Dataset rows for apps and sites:
Start of Block

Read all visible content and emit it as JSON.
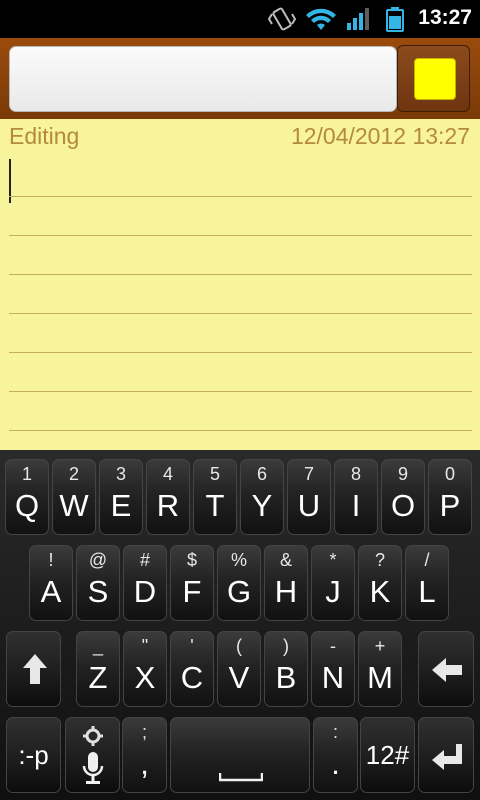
{
  "status_bar": {
    "time": "13:27",
    "icons": [
      "vibrate-icon",
      "wifi-icon",
      "signal-icon",
      "battery-icon"
    ]
  },
  "title_bar": {
    "title_value": "",
    "color_selected": "#ffff00"
  },
  "note": {
    "status": "Editing",
    "date": "12/04/2012 13:27",
    "body": "",
    "background": "#f8f49c"
  },
  "keyboard": {
    "row1": [
      {
        "hint": "1",
        "key": "Q"
      },
      {
        "hint": "2",
        "key": "W"
      },
      {
        "hint": "3",
        "key": "E"
      },
      {
        "hint": "4",
        "key": "R"
      },
      {
        "hint": "5",
        "key": "T"
      },
      {
        "hint": "6",
        "key": "Y"
      },
      {
        "hint": "7",
        "key": "U"
      },
      {
        "hint": "8",
        "key": "I"
      },
      {
        "hint": "9",
        "key": "O"
      },
      {
        "hint": "0",
        "key": "P"
      }
    ],
    "row2": [
      {
        "hint": "!",
        "key": "A"
      },
      {
        "hint": "@",
        "key": "S"
      },
      {
        "hint": "#",
        "key": "D"
      },
      {
        "hint": "$",
        "key": "F"
      },
      {
        "hint": "%",
        "key": "G"
      },
      {
        "hint": "&",
        "key": "H"
      },
      {
        "hint": "*",
        "key": "J"
      },
      {
        "hint": "?",
        "key": "K"
      },
      {
        "hint": "/",
        "key": "L"
      }
    ],
    "row3": [
      {
        "hint": "_",
        "key": "Z"
      },
      {
        "hint": "\"",
        "key": "X"
      },
      {
        "hint": "'",
        "key": "C"
      },
      {
        "hint": "(",
        "key": "V"
      },
      {
        "hint": ")",
        "key": "B"
      },
      {
        "hint": "-",
        "key": "N"
      },
      {
        "hint": "+",
        "key": "M"
      }
    ],
    "smiley_label": ":-p",
    "comma_hint": ";",
    "comma_key": ",",
    "period_hint": ":",
    "period_key": ".",
    "symbols_label": "12#"
  }
}
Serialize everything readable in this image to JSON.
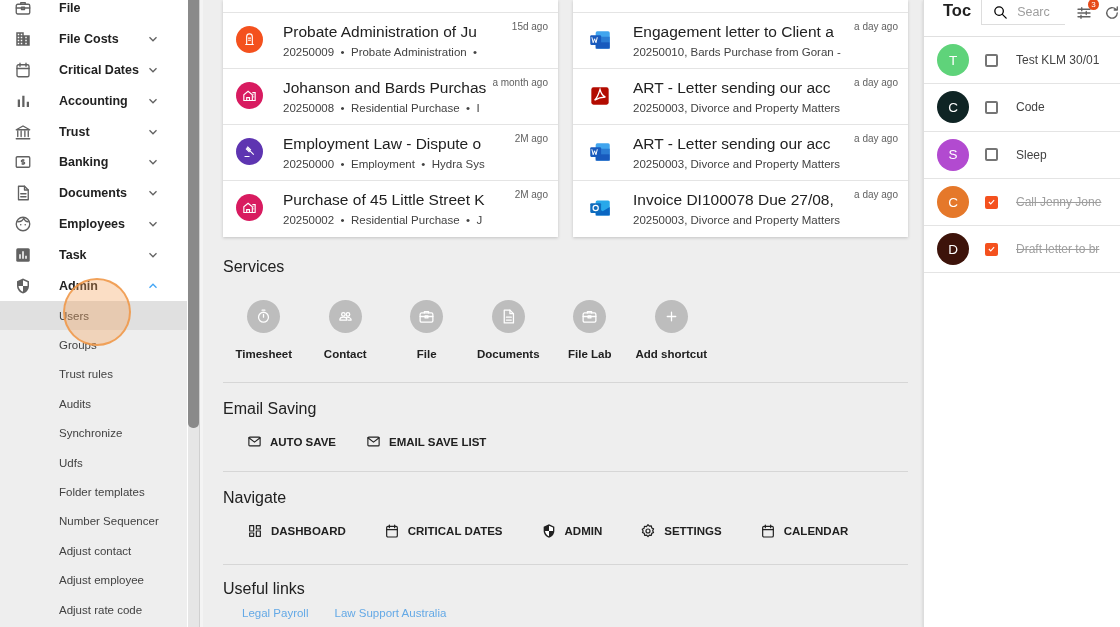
{
  "sidebar": {
    "items": [
      {
        "label": "File",
        "kind": "link"
      },
      {
        "label": "File Costs",
        "kind": "group",
        "expanded": false
      },
      {
        "label": "Critical Dates",
        "kind": "group",
        "expanded": false
      },
      {
        "label": "Accounting",
        "kind": "group",
        "expanded": false
      },
      {
        "label": "Trust",
        "kind": "group",
        "expanded": false
      },
      {
        "label": "Banking",
        "kind": "group",
        "expanded": false
      },
      {
        "label": "Documents",
        "kind": "group",
        "expanded": false
      },
      {
        "label": "Employees",
        "kind": "group",
        "expanded": false
      },
      {
        "label": "Task",
        "kind": "group",
        "expanded": false
      },
      {
        "label": "Admin",
        "kind": "group",
        "expanded": true,
        "children": [
          {
            "label": "Users",
            "selected": true
          },
          {
            "label": "Groups",
            "selected": false
          },
          {
            "label": "Trust rules",
            "selected": false
          },
          {
            "label": "Audits",
            "selected": false
          },
          {
            "label": "Synchronize",
            "selected": false
          },
          {
            "label": "Udfs",
            "selected": false
          },
          {
            "label": "Folder templates",
            "selected": false
          },
          {
            "label": "Number Sequencer",
            "selected": false
          },
          {
            "label": "Adjust contact",
            "selected": false
          },
          {
            "label": "Adjust employee",
            "selected": false
          },
          {
            "label": "Adjust rate code",
            "selected": false
          }
        ]
      }
    ]
  },
  "recent_files": [
    {
      "title": "Probate Administration of Ju",
      "time": "15d ago",
      "subtitle": "20250009  •  Probate Administration  •",
      "color": "#f4511e"
    },
    {
      "title": "Johanson and Bards Purchas",
      "time": "a month ago",
      "subtitle": "20250008  •  Residential Purchase  •  I",
      "color": "#d81b60"
    },
    {
      "title": "Employment Law - Dispute o",
      "time": "2M ago",
      "subtitle": "20250000  •  Employment  •  Hydra Sys",
      "color": "#5e35b1"
    },
    {
      "title": "Purchase of 45 Little Street K",
      "time": "2M ago",
      "subtitle": "20250002  •  Residential Purchase  •  J",
      "color": "#d81b60"
    }
  ],
  "recent_documents": [
    {
      "title": "Engagement letter to Client a",
      "time": "a day ago",
      "subtitle": "20250010, Bards Purchase from Goran -"
    },
    {
      "title": "ART - Letter sending our acc",
      "time": "a day ago",
      "subtitle": "20250003, Divorce and Property Matters"
    },
    {
      "title": "ART - Letter sending our acc",
      "time": "a day ago",
      "subtitle": "20250003, Divorce and Property Matters"
    },
    {
      "title": "Invoice DI100078 Due 27/08,",
      "time": "a day ago",
      "subtitle": "20250003, Divorce and Property Matters"
    }
  ],
  "services": {
    "title": "Services",
    "shortcuts": [
      "Timesheet",
      "Contact",
      "File",
      "Documents",
      "File Lab",
      "Add shortcut"
    ]
  },
  "email_saving": {
    "title": "Email Saving",
    "buttons": [
      "AUTO SAVE",
      "EMAIL SAVE LIST"
    ]
  },
  "navigate": {
    "title": "Navigate",
    "buttons": [
      "DASHBOARD",
      "CRITICAL DATES",
      "ADMIN",
      "SETTINGS",
      "CALENDAR"
    ]
  },
  "useful_links": {
    "title": "Useful links",
    "links": [
      "Legal Payroll",
      "Law Support Australia"
    ]
  },
  "todo": {
    "title": "Toc",
    "search": {
      "placeholder": "Searc"
    },
    "filter_badge": "3",
    "tasks": [
      {
        "initial": "T",
        "color": "#5fd37a",
        "checked": false,
        "text": "Test KLM 30/01"
      },
      {
        "initial": "C",
        "color": "#0f2424",
        "checked": false,
        "text": "Code"
      },
      {
        "initial": "S",
        "color": "#b24ad0",
        "checked": false,
        "text": "Sleep"
      },
      {
        "initial": "C",
        "color": "#e5782a",
        "checked": true,
        "text": "Call Jenny Jone"
      },
      {
        "initial": "D",
        "color": "#3d130a",
        "checked": true,
        "text": "Draft letter to br"
      }
    ]
  }
}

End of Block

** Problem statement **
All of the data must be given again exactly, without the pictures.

** Solution to the exercise **
Read all visible content and emit it as JSON.
{
  "status_bar": {
    "time": "13:27",
    "icons": [
      "vibrate-icon",
      "wifi-icon",
      "signal-icon",
      "battery-icon"
    ]
  },
  "title_bar": {
    "title_value": "",
    "color_selected": "#ffff00"
  },
  "note": {
    "status": "Editing",
    "date": "12/04/2012 13:27",
    "body": "",
    "background": "#f8f49c"
  },
  "keyboard": {
    "row1": [
      {
        "hint": "1",
        "key": "Q"
      },
      {
        "hint": "2",
        "key": "W"
      },
      {
        "hint": "3",
        "key": "E"
      },
      {
        "hint": "4",
        "key": "R"
      },
      {
        "hint": "5",
        "key": "T"
      },
      {
        "hint": "6",
        "key": "Y"
      },
      {
        "hint": "7",
        "key": "U"
      },
      {
        "hint": "8",
        "key": "I"
      },
      {
        "hint": "9",
        "key": "O"
      },
      {
        "hint": "0",
        "key": "P"
      }
    ],
    "row2": [
      {
        "hint": "!",
        "key": "A"
      },
      {
        "hint": "@",
        "key": "S"
      },
      {
        "hint": "#",
        "key": "D"
      },
      {
        "hint": "$",
        "key": "F"
      },
      {
        "hint": "%",
        "key": "G"
      },
      {
        "hint": "&",
        "key": "H"
      },
      {
        "hint": "*",
        "key": "J"
      },
      {
        "hint": "?",
        "key": "K"
      },
      {
        "hint": "/",
        "key": "L"
      }
    ],
    "row3": [
      {
        "hint": "_",
        "key": "Z"
      },
      {
        "hint": "\"",
        "key": "X"
      },
      {
        "hint": "'",
        "key": "C"
      },
      {
        "hint": "(",
        "key": "V"
      },
      {
        "hint": ")",
        "key": "B"
      },
      {
        "hint": "-",
        "key": "N"
      },
      {
        "hint": "+",
        "key": "M"
      }
    ],
    "smiley_label": ":-p",
    "comma_hint": ";",
    "comma_key": ",",
    "period_hint": ":",
    "period_key": ".",
    "symbols_label": "12#"
  }
}
Serialize everything readable in this image to JSON.
{
  "sidebar": {
    "items": [
      {
        "label": "File",
        "kind": "link"
      },
      {
        "label": "File Costs",
        "kind": "group",
        "expanded": false
      },
      {
        "label": "Critical Dates",
        "kind": "group",
        "expanded": false
      },
      {
        "label": "Accounting",
        "kind": "group",
        "expanded": false
      },
      {
        "label": "Trust",
        "kind": "group",
        "expanded": false
      },
      {
        "label": "Banking",
        "kind": "group",
        "expanded": false
      },
      {
        "label": "Documents",
        "kind": "group",
        "expanded": false
      },
      {
        "label": "Employees",
        "kind": "group",
        "expanded": false
      },
      {
        "label": "Task",
        "kind": "group",
        "expanded": false
      },
      {
        "label": "Admin",
        "kind": "group",
        "expanded": true,
        "children": [
          {
            "label": "Users",
            "selected": true
          },
          {
            "label": "Groups",
            "selected": false
          },
          {
            "label": "Trust rules",
            "selected": false
          },
          {
            "label": "Audits",
            "selected": false
          },
          {
            "label": "Synchronize",
            "selected": false
          },
          {
            "label": "Udfs",
            "selected": false
          },
          {
            "label": "Folder templates",
            "selected": false
          },
          {
            "label": "Number Sequencer",
            "selected": false
          },
          {
            "label": "Adjust contact",
            "selected": false
          },
          {
            "label": "Adjust employee",
            "selected": false
          },
          {
            "label": "Adjust rate code",
            "selected": false
          }
        ]
      }
    ]
  },
  "recent_files": [
    {
      "title": "Probate Administration of Ju",
      "time": "15d ago",
      "subtitle": "20250009  •  Probate Administration  •",
      "color": "#f4511e"
    },
    {
      "title": "Johanson and Bards Purchas",
      "time": "a month ago",
      "subtitle": "20250008  •  Residential Purchase  •  I",
      "color": "#d81b60"
    },
    {
      "title": "Employment Law - Dispute o",
      "time": "2M ago",
      "subtitle": "20250000  •  Employment  •  Hydra Sys",
      "color": "#5e35b1"
    },
    {
      "title": "Purchase of 45 Little Street K",
      "time": "2M ago",
      "subtitle": "20250002  •  Residential Purchase  •  J",
      "color": "#d81b60"
    }
  ],
  "recent_documents": [
    {
      "title": "Engagement letter to Client a",
      "time": "a day ago",
      "subtitle": "20250010, Bards Purchase from Goran -"
    },
    {
      "title": "ART - Letter sending our acc",
      "time": "a day ago",
      "subtitle": "20250003, Divorce and Property Matters"
    },
    {
      "title": "ART - Letter sending our acc",
      "time": "a day ago",
      "subtitle": "20250003, Divorce and Property Matters"
    },
    {
      "title": "Invoice DI100078 Due 27/08,",
      "time": "a day ago",
      "subtitle": "20250003, Divorce and Property Matters"
    }
  ],
  "services": {
    "title": "Services",
    "shortcuts": [
      "Timesheet",
      "Contact",
      "File",
      "Documents",
      "File Lab",
      "Add shortcut"
    ]
  },
  "email_saving": {
    "title": "Email Saving",
    "buttons": [
      "AUTO SAVE",
      "EMAIL SAVE LIST"
    ]
  },
  "navigate": {
    "title": "Navigate",
    "buttons": [
      "DASHBOARD",
      "CRITICAL DATES",
      "ADMIN",
      "SETTINGS",
      "CALENDAR"
    ]
  },
  "useful_links": {
    "title": "Useful links",
    "links": [
      "Legal Payroll",
      "Law Support Australia"
    ]
  },
  "todo": {
    "title": "Toc",
    "search": {
      "placeholder": "Searc"
    },
    "filter_badge": "3",
    "tasks": [
      {
        "initial": "T",
        "color": "#5fd37a",
        "checked": false,
        "text": "Test KLM 30/01"
      },
      {
        "initial": "C",
        "color": "#0f2424",
        "checked": false,
        "text": "Code"
      },
      {
        "initial": "S",
        "color": "#b24ad0",
        "checked": false,
        "text": "Sleep"
      },
      {
        "initial": "C",
        "color": "#e5782a",
        "checked": true,
        "text": "Call Jenny Jone"
      },
      {
        "initial": "D",
        "color": "#3d130a",
        "checked": true,
        "text": "Draft letter to br"
      }
    ]
  }
}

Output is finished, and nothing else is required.